Anyway, once loaded you'll see the sprite assets. Ground, character, directional arrows, you get the idea. Touch an arrow to make the player move in that direction. However, if we take a look at the code within main.lua, we'll see that the character itself isn't moving around the background, we're moving the background display group around the character.
This can be useful in some cases, and in RTS/TBS games, you might be able to get away with the below workflow (this is all taking place within a touch event):
This option would work fine with the above, but it's not very sound practice when dealing with fluid movement. And since fluid movement is what we are all striving for, I didn't stop there. I'm going to point out that I struggled with this for quite some time before I found something that works for me. What I finished with isn't the end result, and it took me a lot longer to get to the finish line than I wanted, but I got there!
I fooled around with my code until I got to the main1.lua example, which incorporates some interesting logic into the movement phase. Instead of redrawing the map, character and all that, you are now moving the character, and the gameview moves within a pre-defined set of bounds. I also added in some bells and whistles, so now, the player can move freely, but will not be able to move through trees. Not bad for a super-novice! Check out the code and let me know what a moron I am in the comments!
Welcome back to our fifth installation of Corona SDK tutorials.
Fifth Tutorial: Balloon Popping game
Hello again!

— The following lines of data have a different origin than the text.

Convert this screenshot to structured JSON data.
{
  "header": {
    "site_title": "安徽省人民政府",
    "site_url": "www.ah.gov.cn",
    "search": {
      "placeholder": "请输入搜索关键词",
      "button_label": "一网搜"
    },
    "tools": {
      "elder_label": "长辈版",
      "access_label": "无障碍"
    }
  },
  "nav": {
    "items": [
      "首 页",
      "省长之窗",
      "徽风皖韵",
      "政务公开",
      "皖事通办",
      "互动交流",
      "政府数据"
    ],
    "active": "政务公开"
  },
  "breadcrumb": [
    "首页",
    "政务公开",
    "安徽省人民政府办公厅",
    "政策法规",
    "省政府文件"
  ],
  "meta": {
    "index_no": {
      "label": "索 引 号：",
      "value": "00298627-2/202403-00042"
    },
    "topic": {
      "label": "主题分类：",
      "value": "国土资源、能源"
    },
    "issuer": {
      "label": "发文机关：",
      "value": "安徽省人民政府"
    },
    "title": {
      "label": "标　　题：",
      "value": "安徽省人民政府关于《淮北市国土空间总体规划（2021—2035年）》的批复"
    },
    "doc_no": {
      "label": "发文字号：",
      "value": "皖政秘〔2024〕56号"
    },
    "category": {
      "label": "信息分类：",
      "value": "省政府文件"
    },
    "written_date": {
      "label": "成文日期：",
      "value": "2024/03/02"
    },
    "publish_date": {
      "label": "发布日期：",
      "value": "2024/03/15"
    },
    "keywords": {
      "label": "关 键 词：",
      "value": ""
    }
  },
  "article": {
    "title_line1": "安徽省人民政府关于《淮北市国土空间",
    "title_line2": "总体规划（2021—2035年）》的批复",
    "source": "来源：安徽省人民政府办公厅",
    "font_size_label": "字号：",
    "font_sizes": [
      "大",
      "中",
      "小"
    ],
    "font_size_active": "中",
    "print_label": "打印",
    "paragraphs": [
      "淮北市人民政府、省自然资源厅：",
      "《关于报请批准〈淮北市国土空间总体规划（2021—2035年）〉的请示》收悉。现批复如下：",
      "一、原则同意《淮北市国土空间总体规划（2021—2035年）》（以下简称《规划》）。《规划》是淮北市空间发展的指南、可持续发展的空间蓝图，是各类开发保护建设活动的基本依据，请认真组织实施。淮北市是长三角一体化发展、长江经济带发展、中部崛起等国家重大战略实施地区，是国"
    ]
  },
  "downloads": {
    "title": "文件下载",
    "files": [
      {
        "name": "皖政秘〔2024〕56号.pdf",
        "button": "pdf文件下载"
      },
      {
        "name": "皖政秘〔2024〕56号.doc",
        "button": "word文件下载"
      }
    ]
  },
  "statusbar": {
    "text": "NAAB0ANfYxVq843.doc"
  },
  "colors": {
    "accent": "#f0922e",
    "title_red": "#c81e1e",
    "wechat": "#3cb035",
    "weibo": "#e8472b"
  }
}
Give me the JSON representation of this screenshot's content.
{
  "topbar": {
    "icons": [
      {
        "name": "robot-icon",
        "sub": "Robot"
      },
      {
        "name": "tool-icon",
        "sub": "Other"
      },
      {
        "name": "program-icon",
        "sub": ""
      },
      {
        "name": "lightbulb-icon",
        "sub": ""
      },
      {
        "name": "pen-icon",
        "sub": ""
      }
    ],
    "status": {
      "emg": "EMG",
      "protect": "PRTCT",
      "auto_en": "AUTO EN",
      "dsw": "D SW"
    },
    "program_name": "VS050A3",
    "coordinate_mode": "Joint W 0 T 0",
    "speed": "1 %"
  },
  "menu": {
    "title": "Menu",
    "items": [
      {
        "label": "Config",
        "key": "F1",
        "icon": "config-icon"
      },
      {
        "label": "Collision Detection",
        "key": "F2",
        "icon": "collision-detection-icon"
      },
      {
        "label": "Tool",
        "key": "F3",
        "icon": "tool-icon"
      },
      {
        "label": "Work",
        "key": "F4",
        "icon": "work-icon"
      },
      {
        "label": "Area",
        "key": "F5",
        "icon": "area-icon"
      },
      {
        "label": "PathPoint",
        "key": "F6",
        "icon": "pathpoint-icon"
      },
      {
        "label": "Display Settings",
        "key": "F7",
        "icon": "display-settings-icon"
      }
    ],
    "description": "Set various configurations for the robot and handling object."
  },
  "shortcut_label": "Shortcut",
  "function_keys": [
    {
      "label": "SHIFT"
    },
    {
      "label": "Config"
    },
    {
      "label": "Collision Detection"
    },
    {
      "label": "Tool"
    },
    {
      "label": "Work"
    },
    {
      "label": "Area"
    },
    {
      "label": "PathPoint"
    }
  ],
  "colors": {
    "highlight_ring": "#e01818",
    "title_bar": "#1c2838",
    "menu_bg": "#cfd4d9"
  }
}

In the last tutorial, we talked about different methods of spawning objects on screen, and how to keep track of those objects. This time, we are going to talk about collisions, and what to do with them.
One of the many attractions of Corona SDK is the fact that physics comes built in, and there is a lot of logic that comes with a physics implementation. We have talked about physics a bit, but only as it pertains to the game world we have created. Now, we can talk about writing functions that DO SOMETHING when an object collides with another object. Collision functions can make things very interesting in our world, and certainly more interesting than they are already.
Let's revisit our code:
Now, we are going to write another function, but this one is going to be a collision function. If you're still a bit foggy on the listener/event system that Corona uses, please read this:(http://www.coronalabs.com/blog/2011/06/16/the-corona-event-model-explained/)
So, what we have above is our spawning function, which creates 5 balloons. You'll notice I modified the x and y coordinates a bit, so that the balloons are a bit spread out when they are created. Next, we have our touch listener function, which changes the colors of our objects when we click on them. Last but not least, we have our newly-created collision listener, which changes the color of the balloon that has affected the collision, and will print out the name of the balloon that has affected the collision. Be prepared to see a good amount of text printed to the terminal.
This is a very simple example of what can be done with a collision listener and objects. Let's get a bit more complex. I'm sure you all have been looking at the spawning code and thinking to yourselves "What's going on with that 'testBalloon1.id = i' bit?" Well, here's where it comes into play:
Declaring the id's of the balloons makes it much easier to identify which object is being acted on, and is doing the acting. Punch in the edited code above, and reload the project.
Now, every time our third balloon collides with anything, it changes color. You can still change it's color by clicking on it, but it will change back every time it collides with something. This makes things a bit more interesting, and all manner of functionality can be derived from this.
For more technical information on collisions, please see Corona's collision documentation here(http://developer.coronalabs.com/content/game-edition-collision-detection). It explains it far better than I ever could.
Next time we'll go over some info on graphics interaction and best practices for sprite functionality. See you then!